Way, way back in 1968, I started a courier/messenger company in London, Ontario. To cover the costs of running the dispatch office, I thought it logical to contract with an oil company to operate a service station on their behalf. The profits on gasoline sales would, I hoped, cover the costs of the office. The profits I had expected turned out to be meagre at best, so to make a few more pennies, I filled the office shelves with various confectioneries like potato chips and candy. More on that later.
I was an ambitious guy. Before really knowing anything at all about what I was doing, I decided that if one service station was good, two would obviously be better. I had asked my younger brother to join me as partner in my enterprises, and before long he ran one service station and I the other. Our contract with Arrow Petroleum stated that the service stations had to be open to the public from 7:00am to 11:00pm Monday through Saturday, and from 9:00am to 9:00pm on Sundays. That amounts to, if I remember correctly, 108 hours per week. That was our work week. My brother, at age 18, worked 108 hours at one service station and I, at age 23, 108 hours at the other. I was already married and, as you might imagine, neglected my home life. My brother was still single. He didn't have a life. No time. No energy. No money.
Eventually, even in our piss and vinegar years, we just couldn't keep up the pace. Although we really couldn't afford it, we hired some help to run the service stations during the evenings, when our courier company wasn't in operation.
I was naive in the extreme. Although I had already had two small businesses before the adventures described here, I had no real business training and, true to my optimistic nature, trusted everyone. I trusted suppliers to honour their commitments, customers to pay their bills and employees not to steal from me. Why not? Everyone was honest and honourable, right? Even the fact that in an earlier business, my very first business partner had stolen from the teen-age night club we operated together, didn't dampen my faith in humankind. People are basically decent, I thought.
I still think that people are basically decent. I am, even now, probably way too trusting. Still, I have been defrauded, stolen from, lied to, so many times that I should know better.
One of the earliest examples of employee theft still makes me shake my head, so many years later. Once my brother and I had hired some people to operate our two service stations in the evenings and on weekends, I got quite an education. I won't bore you with all the details here. There are far too many stories to tell and you won't sit still that long. Well, maybe just one story... that's not too much, is it?
At the service station under my command, I started getting complaints from customers that the packages of Smarties we sold from our confectionery shelves seemed not to have as many of the little coloured candies in them as usual. I thought first of complaining to the wholesaler from whom we purchased our confections. It didn't make sense though, that someone there would deliberately remove a few individual Smarties from each package, so I decided to investigate further. I opened a couple of fresh Smarties packages and counted the number of candies inside. Then I counted the contents of some packages that had been on the shelves for a while. Yep. About 1/4 of the candies that should have been inside were gone. Stealing entire Smarties packages would have been too obvious, so our thief got creative. Stealing a few candies from each package wouldn't attract any attention, he thought. Had he only taken two or three candies from each package, we would never have noticed. He got greedy. He took too many. We eventually tracked the theft to a young fellow who worked for us in the evenings, and he was fired.
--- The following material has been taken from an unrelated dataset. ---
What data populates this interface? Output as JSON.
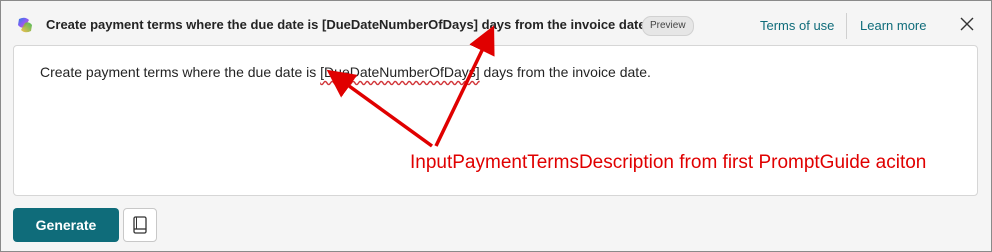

Life is like that.
Our governments are stealing Smarties from us. Our liberties are disappearing one by one. We don't notice the loss as quickly that way. We're still mostly free, after all, right? By the time we notice that our Smarties box is nearly empty, it will be too late to do anything about it. It may, in fact, be too late already.
When I fired the young Smarties thief, there was a pretty good chance that the next employee might not be a thief. When we elect new governments, what are the real chances that they, unlike their predecessors, are going to keep their hands off our Smarties, our bank accounts, our investments, our homes and businesses?
None. Governments don't recognize that the Smarties or anything else you 'own' are yours in the first place. Property rights aren't completely enshrined in our constitutions (American or Canadian) and whatever we think we own can be taken away, either through taxation or outright seizures on various pretexts.
Think about that the next time you munch on a Smartie. If Smarties aren't available where you live, substitute M&Ms.